“We are determined to understand the full details of what has happened and will communicate these to investors and stakeholders as soon as possible”, said chairman Luke Johnson. Global economic expansion remains strong, but the trade war could potentially shock investor confidence, with “significant adverse consequences” for global macroeconomic activity, Tobias Adrian, IMF monetary and capital markets department director, told reporters.
“In the United States, momentum is still strong as fiscal stimulus continues to increase, but the forecast for 2019 has been revised down due to recently announced trade measures, including the tariffs imposed on $200 billion of USA imports from China”, IMF report said.
This forecast is a normalization from the current inflation numbers-which the Philippine Statistics Authority (PSA) recently reported was at 6.7 percent in September alone.
President Donald Trump has already pushed through laws repealing banking rules in America for smaller institutions, saying they were holding back bank lending to businesses.
The IMF also warns market investors, who have seen the largest upward bull run in stocks in history.
One could be the ending of “easy money”.
“It’s inevitable that central banks make the decisions that they make”.
The IMF fears this could lead to sharp falls in markets.
Over the last few months, the Chinese government has urged banks to lend more and called on local governments to speed up bond issuance to raise funds for infrastructure spending.
Southeast Asian leaders pose for family photo during ASEAN Leaders Gathering on the sidelines of International Monetary Fund and World Bank Annual Meeting 2018 in Nusa Dua, Bali, Indonesia, October 11, 2018.
Finance ministers for developing nations in the Group of 24 whose economies have been battered by stormy markets urged major economies to reform the global trading system, rather than discard it.
The IMF said the balance of risks was now tilted to the downside, with a higher likelihood that financial conditions will tighten further as interest rates normalize, hurting emerging markets further at a time when USA -led demand growth will start to slow as some tax cuts expire.
While defending justified rate hikes, Lagarde added on Thursday that uncoordinated rate increases in advanced economies were contributing to destabilising capital outflows from emerging markets.
The IMF also risks associated with high corporate debt, rising nonperforming loans and too much public debt overall.
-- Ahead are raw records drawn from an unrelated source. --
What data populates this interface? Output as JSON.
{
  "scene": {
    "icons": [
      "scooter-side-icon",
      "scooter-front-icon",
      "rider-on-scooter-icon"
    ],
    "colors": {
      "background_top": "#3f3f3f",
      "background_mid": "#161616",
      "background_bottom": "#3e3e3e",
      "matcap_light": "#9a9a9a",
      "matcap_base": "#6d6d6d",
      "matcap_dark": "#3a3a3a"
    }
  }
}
Despite the Federal Reserve’s interest rate increases, financial conditions “have eased further” in the U.S.as equity valuations have stayed lofty. South Africa, only 0.8 per cent this year; Angola, contracting by 0.1 per cent this year.
That would be “of a magnitude” similar to the financial crisis.